**AIM OF THE TASK**: Copy exactly the lines from the one containing "Convert this screenshot" through the last line of the records, both included, and nothing more.

**Interface dataset entries**:
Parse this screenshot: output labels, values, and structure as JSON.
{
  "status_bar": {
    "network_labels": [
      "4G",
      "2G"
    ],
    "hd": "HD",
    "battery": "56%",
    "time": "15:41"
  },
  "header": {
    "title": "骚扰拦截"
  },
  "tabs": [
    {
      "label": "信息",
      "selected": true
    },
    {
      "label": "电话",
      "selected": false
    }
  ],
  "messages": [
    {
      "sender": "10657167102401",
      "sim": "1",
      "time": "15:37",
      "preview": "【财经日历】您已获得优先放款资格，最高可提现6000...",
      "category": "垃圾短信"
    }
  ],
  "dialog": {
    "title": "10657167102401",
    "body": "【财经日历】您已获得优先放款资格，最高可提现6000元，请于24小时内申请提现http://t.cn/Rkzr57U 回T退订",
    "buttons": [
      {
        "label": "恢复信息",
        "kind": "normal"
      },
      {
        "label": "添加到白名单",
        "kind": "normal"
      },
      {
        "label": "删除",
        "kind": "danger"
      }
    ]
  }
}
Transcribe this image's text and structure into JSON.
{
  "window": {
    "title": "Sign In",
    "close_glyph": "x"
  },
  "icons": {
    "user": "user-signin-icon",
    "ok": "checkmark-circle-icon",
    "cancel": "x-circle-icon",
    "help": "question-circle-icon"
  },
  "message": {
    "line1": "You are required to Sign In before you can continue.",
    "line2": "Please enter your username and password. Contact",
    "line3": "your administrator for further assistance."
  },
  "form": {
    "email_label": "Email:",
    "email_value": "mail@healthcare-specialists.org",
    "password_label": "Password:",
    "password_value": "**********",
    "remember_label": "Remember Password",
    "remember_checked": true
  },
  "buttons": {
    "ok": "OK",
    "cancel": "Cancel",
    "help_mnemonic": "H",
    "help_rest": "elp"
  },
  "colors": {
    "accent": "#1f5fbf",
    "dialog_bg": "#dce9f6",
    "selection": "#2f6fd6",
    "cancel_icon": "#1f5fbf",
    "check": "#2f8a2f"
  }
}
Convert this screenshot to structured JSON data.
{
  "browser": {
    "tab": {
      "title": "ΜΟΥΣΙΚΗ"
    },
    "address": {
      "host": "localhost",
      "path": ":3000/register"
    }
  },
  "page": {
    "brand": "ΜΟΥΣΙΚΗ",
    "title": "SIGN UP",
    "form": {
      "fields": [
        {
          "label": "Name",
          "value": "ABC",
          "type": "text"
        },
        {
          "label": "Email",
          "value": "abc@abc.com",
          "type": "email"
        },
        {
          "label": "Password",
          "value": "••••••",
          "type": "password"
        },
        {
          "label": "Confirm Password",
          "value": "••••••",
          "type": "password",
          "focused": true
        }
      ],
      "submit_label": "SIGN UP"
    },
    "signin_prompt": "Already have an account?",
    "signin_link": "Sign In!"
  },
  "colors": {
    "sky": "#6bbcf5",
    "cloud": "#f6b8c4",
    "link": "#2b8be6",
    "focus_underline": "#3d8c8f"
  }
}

**ANSWER TO THIS EXERCISE**:
Convert this screenshot to structured JSON data.
{
  "browser": {
    "tab": {
      "title": "ΜΟΥΣΙΚΗ"
    },
    "address": {
      "host": "localhost",
      "path": ":3000/register"
    }
  },
  "page": {
    "brand": "ΜΟΥΣΙΚΗ",
    "title": "SIGN UP",
    "form": {
      "fields": [
        {
          "label": "Name",
          "value": "ABC",
          "type": "text"
        },
        {
          "label": "Email",
          "value": "abc@abc.com",
          "type": "email"
        },
        {
          "label": "Password",
          "value": "••••••",
          "type": "password"
        },
        {
          "label": "Confirm Password",
          "value": "••••••",
          "type": "password",
          "focused": true
        }
      ],
      "submit_label": "SIGN UP"
    },
    "signin_prompt": "Already have an account?",
    "signin_link": "Sign In!"
  },
  "colors": {
    "sky": "#6bbcf5",
    "cloud": "#f6b8c4",
    "link": "#2b8be6",
    "focus_underline": "#3d8c8f"
  }
}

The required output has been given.